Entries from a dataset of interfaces
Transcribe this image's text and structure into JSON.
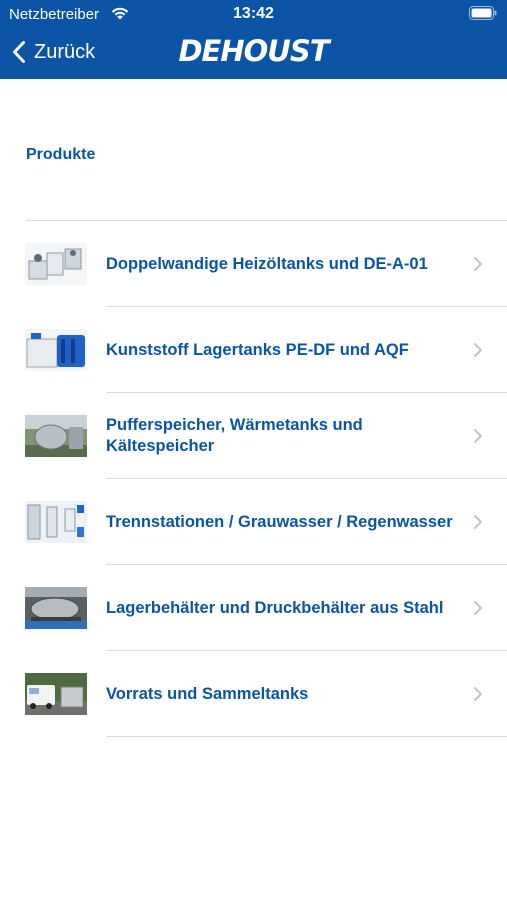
{
  "status_bar": {
    "carrier": "Netzbetreiber",
    "time": "13:42",
    "wifi_icon": "wifi-icon",
    "battery_icon": "battery-icon"
  },
  "nav": {
    "back_label": "Zurück",
    "back_icon": "chevron-left-icon",
    "logo": "DEHOUST"
  },
  "section": {
    "title": "Produkte"
  },
  "products": [
    {
      "label": "Doppelwandige Heizöltanks und DE-A-01",
      "thumbnail": "heating-oil-tanks-photo"
    },
    {
      "label": "Kunststoff Lagertanks PE-DF und AQF",
      "thumbnail": "plastic-storage-tanks-photo"
    },
    {
      "label": "Pufferspeicher, Wärmetanks und Kältespeicher",
      "thumbnail": "buffer-storage-photo"
    },
    {
      "label": "Trennstationen / Grauwasser / Regenwasser",
      "thumbnail": "separation-station-photo"
    },
    {
      "label": "Lagerbehälter und Druckbehälter aus Stahl",
      "thumbnail": "steel-tank-photo"
    },
    {
      "label": "Vorrats und Sammeltanks",
      "thumbnail": "supply-tanks-photo"
    }
  ],
  "colors": {
    "brand_blue": "#0b54a6",
    "divider": "#dcdcdc",
    "chevron": "#c4c4c7"
  }
}
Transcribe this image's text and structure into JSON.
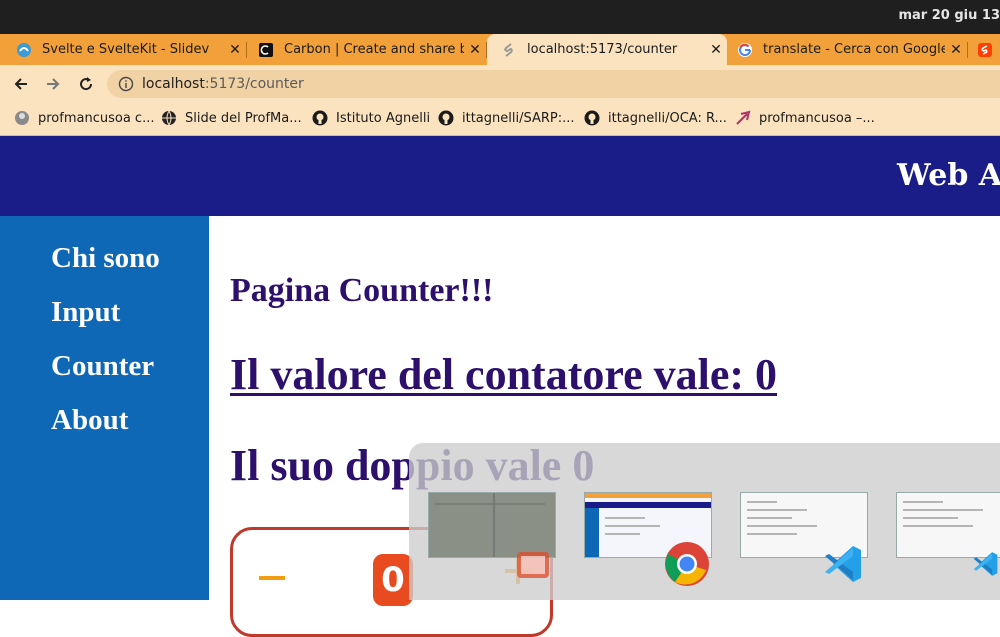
{
  "os": {
    "clock": "mar 20 giu  13"
  },
  "tabs": [
    {
      "title": "Svelte e SvelteKit - Slidev",
      "icon": "slidev-icon"
    },
    {
      "title": "Carbon | Create and share beautiful",
      "icon": "carbon-icon"
    },
    {
      "title": "localhost:5173/counter",
      "icon": "svelte-icon"
    },
    {
      "title": "translate - Cerca con Google",
      "icon": "google-icon"
    }
  ],
  "toolbar": {
    "url_host": "localhost",
    "url_path": ":5173/counter"
  },
  "bookmarks": [
    {
      "label": "profmancusoa c...",
      "icon": "avatar-icon"
    },
    {
      "label": "Slide del ProfMa...",
      "icon": "globe-icon"
    },
    {
      "label": "Istituto Agnelli",
      "icon": "github-icon"
    },
    {
      "label": "ittagnelli/SARP:...",
      "icon": "github-icon"
    },
    {
      "label": "ittagnelli/OCA: R...",
      "icon": "github-icon"
    },
    {
      "label": "profmancusoa –...",
      "icon": "feather-icon"
    }
  ],
  "page": {
    "header_title": "Web Ap",
    "nav": [
      "Chi sono",
      "Input",
      "Counter",
      "About"
    ],
    "title": "Pagina Counter!!!",
    "value_text": "Il valore del contatore vale: 0",
    "double_text": "Il suo doppio vale 0",
    "counter": {
      "value": "0"
    }
  },
  "colors": {
    "tab_strip": "#f2a13a",
    "toolbar": "#fbe3c0",
    "header": "#1a1c88",
    "sidebar": "#0f68b6",
    "text": "#2c106b",
    "counter_border": "#c0392b",
    "counter_accent": "#f39c12"
  }
}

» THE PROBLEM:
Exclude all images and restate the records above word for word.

» TASK SOLUTION:
Transcribe this image's text and structure into JSON.
{
  "status_bar": {
    "carrier": "Netzbetreiber",
    "time": "13:42",
    "wifi_icon": "wifi-icon",
    "battery_icon": "battery-icon"
  },
  "nav": {
    "back_label": "Zurück",
    "back_icon": "chevron-left-icon",
    "logo": "DEHOUST"
  },
  "section": {
    "title": "Produkte"
  },
  "products": [
    {
      "label": "Doppelwandige Heizöltanks und DE-A-01",
      "thumbnail": "heating-oil-tanks-photo"
    },
    {
      "label": "Kunststoff Lagertanks PE-DF und AQF",
      "thumbnail": "plastic-storage-tanks-photo"
    },
    {
      "label": "Pufferspeicher, Wärmetanks und Kältespeicher",
      "thumbnail": "buffer-storage-photo"
    },
    {
      "label": "Trennstationen / Grauwasser / Regenwasser",
      "thumbnail": "separation-station-photo"
    },
    {
      "label": "Lagerbehälter und Druckbehälter aus Stahl",
      "thumbnail": "steel-tank-photo"
    },
    {
      "label": "Vorrats und Sammeltanks",
      "thumbnail": "supply-tanks-photo"
    }
  ],
  "colors": {
    "brand_blue": "#0b54a6",
    "divider": "#dcdcdc",
    "chevron": "#c4c4c7"
  }
}
Transcribe this image's text and structure into JSON.
{
  "os": {
    "clock": "mar 20 giu  13"
  },
  "tabs": [
    {
      "title": "Svelte e SvelteKit - Slidev",
      "icon": "slidev-icon"
    },
    {
      "title": "Carbon | Create and share beautiful",
      "icon": "carbon-icon"
    },
    {
      "title": "localhost:5173/counter",
      "icon": "svelte-icon"
    },
    {
      "title": "translate - Cerca con Google",
      "icon": "google-icon"
    }
  ],
  "toolbar": {
    "url_host": "localhost",
    "url_path": ":5173/counter"
  },
  "bookmarks": [
    {
      "label": "profmancusoa c...",
      "icon": "avatar-icon"
    },
    {
      "label": "Slide del ProfMa...",
      "icon": "globe-icon"
    },
    {
      "label": "Istituto Agnelli",
      "icon": "github-icon"
    },
    {
      "label": "ittagnelli/SARP:...",
      "icon": "github-icon"
    },
    {
      "label": "ittagnelli/OCA: R...",
      "icon": "github-icon"
    },
    {
      "label": "profmancusoa –...",
      "icon": "feather-icon"
    }
  ],
  "page": {
    "header_title": "Web Ap",
    "nav": [
      "Chi sono",
      "Input",
      "Counter",
      "About"
    ],
    "title": "Pagina Counter!!!",
    "value_text": "Il valore del contatore vale: 0",
    "double_text": "Il suo doppio vale 0",
    "counter": {
      "value": "0"
    }
  },
  "colors": {
    "tab_strip": "#f2a13a",
    "toolbar": "#fbe3c0",
    "header": "#1a1c88",
    "sidebar": "#0f68b6",
    "text": "#2c106b",
    "counter_border": "#c0392b",
    "counter_accent": "#f39c12"
  }
}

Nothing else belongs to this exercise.